The Osaka High Court has ordered the landlord of an apartment building in Kyoto to return lease renewal fees paid by a former tenant, reversing a lower court decision.
In the lawsuit, the 54-year-old male company employee of Kyoto had asked the landlord to return about 550,000 yen, claiming he had paid the money according to a clause in his rental contract that he now believed violated the consumer contract law.
In Thursday’s ruling, presiding Judge Kitaru Narita stated that the clause unilaterally undermines the interests of consumers and therefore is void under the consumer contract law.
The judge ordered the landlord to return about 450,000 yen to the man.
The ruling reversed a Kyoto District Court decision given in January last year dismissing the man’s request that the money be returned.
The landlord plans to appeal.
Four similar rulings over renewal fees have so far been handed down at district courts in Tokyo, Kyoto and other places.
While tenants lost in three of the four rulings, the Kyoto District Court in July became the first district court to rule in favor of a tenant in the cases.
Thursday’s ruling was the first of its kind given by a high court.
According to the ruling, the man signed a contract in 2000 to pay 45,000 yen in monthly rent and an annual renewal fee of 100,000 yen.
He paid the renewal fees five times until August 2005, and he moved out in November 2006. He filed the lawsuit in 2007.
The first ruling regarded the fees as advance rental payments.
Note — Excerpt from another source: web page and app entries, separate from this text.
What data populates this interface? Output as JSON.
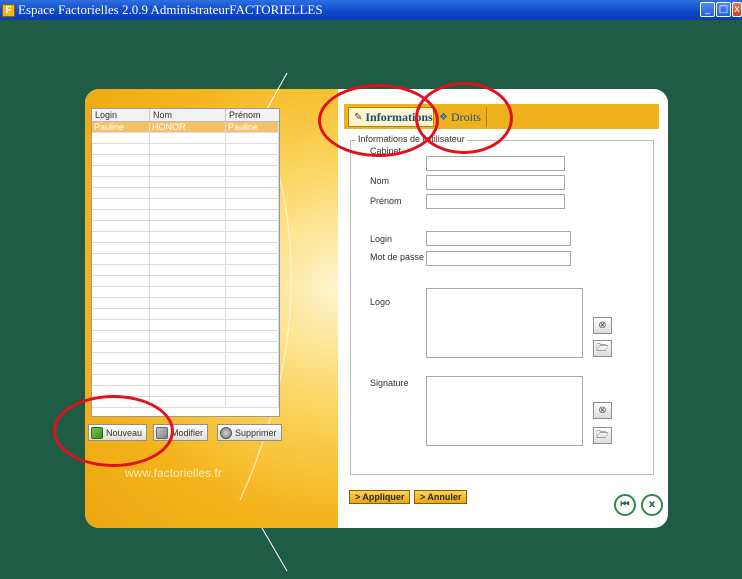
{
  "window": {
    "title": "Espace Factorielles 2.0.9  AdministrateurFACTORIELLES",
    "app_icon_glyph": "F",
    "controls": {
      "minimize": "_",
      "maximize": "□",
      "close": "x"
    }
  },
  "user_list": {
    "columns": [
      "Login",
      "Nom",
      "Prénom"
    ],
    "rows": [
      {
        "login": "Pauline",
        "nom": "HONOR",
        "prenom": "Pauline",
        "selected": true
      }
    ]
  },
  "list_buttons": {
    "new": "Nouveau",
    "edit": "Modifier",
    "delete": "Supprimer"
  },
  "website": "www.factorielles.fr",
  "tabs": {
    "informations": "Informations",
    "droits": "Droits"
  },
  "form": {
    "legend": "Informations de l'utilisateur",
    "cabinet_label": "Cabinet",
    "nom_label": "Nom",
    "prenom_label": "Prénom",
    "login_label": "Login",
    "password_label": "Mot de passe",
    "logo_label": "Logo",
    "signature_label": "Signature",
    "cabinet_value": "",
    "nom_value": "",
    "prenom_value": "",
    "login_value": "",
    "password_value": ""
  },
  "actions": {
    "apply": "> Appliquer",
    "cancel": "> Annuler",
    "back_icon": "back-icon",
    "excel_icon": "excel-icon"
  },
  "colors": {
    "background": "#1e5c45",
    "accent": "#efb11c",
    "annotation": "#e3101c"
  }
}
However, the judge at the high court said the amount was unreasonably high for an advance payment.
The judge also said the Land and House Lease Law stipulates that landlords cannot refuse to renew a contract without sufficient cause, but that the landlord had demanded the tenant pay the contract renewal fees without any explanation.
The judge further said it could be presumed the landlord had given the tenant the impression that his monthly payment was low by collecting renewal fees, leading him to renew the contracts.
The judge then ordered the landlord to reimburse the total amount of the renewal fees the tenant had paid since the revised consumer contract law was put into effect in 2001, as well as a deposit he paid when he first entered the apartment after deducting his unpaid rent from it.